Starbucks’ growing use of “community stores” points to a strategy that more national businesses can employ. By 2025, the coffee retailer plans to operate 100 stores in underrepresented neighborhoods across the US. In addition to introducing service to neglected areas, the stores employ local work crews and support BIPOC-owned contractors. The stores also hire local artists, feature community spaces, and develop job training and mentoring programs, the company says. Starbucks estimates that existing community stores, in operation since 2015, have generated more than $59.7 million in indirect economic development.
Every decision a business makes has the potential to create burdens or benefits for people of color.
Action: Invest in Education
Another powerful area where companies are taking action on racial equity is in partnering with schools, from the K–12 level through college. Location intelligence can aid a company in sponsoring college teams or STEM programs by organizing information on a dashboard to highlight colleges with historically Black populations and K–12 schools located in predominately Black areas. This allows a business to align corporate donations with institutions where funds will have the biggest impact on diversity, inclusion, and racial equity.
A map could similarly be used to find Hispanic-serving institutions or tribal universities near company offices. When there’s a job opening, the recruiting team could connect with graduates of schools serving predominantly students of color, looking to the disciplines that align with the needs of the role.
Companies can also use location analytics to guide work with K–12 students. By creating smart maps that show schools serving predominantly disadvantaged communities, location analysts can uncover opportunities for sponsorships and volunteer projects that improve school conditions.
Action: Improve the Supply Chain
Complex global supply chains can often mask a multitude of injustices, from sourcing protocols that harm the environment in poor communities to labor practices that violate human rights. By making supply chains more transparent with the help of location intelligence, businesses can limit liabilities, promote racial equity, and explore overlooked opportunities and partnerships.
Location intelligence can help guide a company to seek out BIPOC-owned businesses to partner with as suppliers, all the way down through the supply chain. Using GIS technology, supply chain planners can perform detailed network analyses, exploring what-if scenarios for adding a BIPOC-owned supplier to the distribution chain in the most efficient way possible.

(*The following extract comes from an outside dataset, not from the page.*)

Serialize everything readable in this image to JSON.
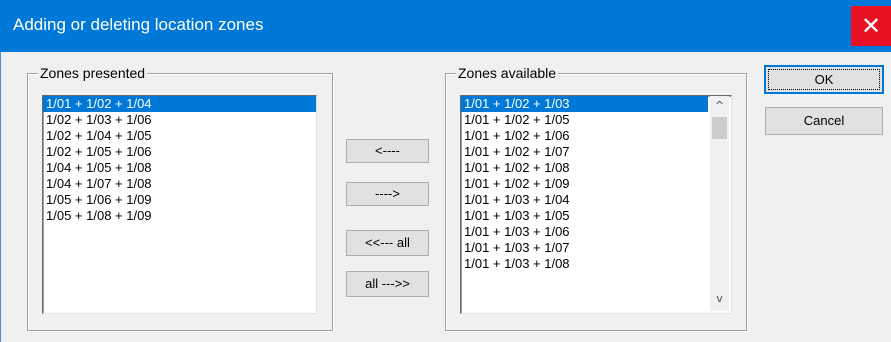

Similarly, smart maps could help monitor where the supply chains run through communities of color—by rail, highway, or other means—and identify those locations as areas of focus for investment or hiring.
Fortune 500 executives wield a great deal of influence over the state of the economy—and, by extension over the workplaces, neighborhoods, and retail centers of America. With that influence comes a responsibility to lift up customers and employees of color who have faced systemic discrimination for generations.
At this historic moment of widespread awareness of the need for racial equity, businesses have an essential role to play. By making purpose-built plans based on solid intelligence and data, business leaders are mapping progress to a more equitable future.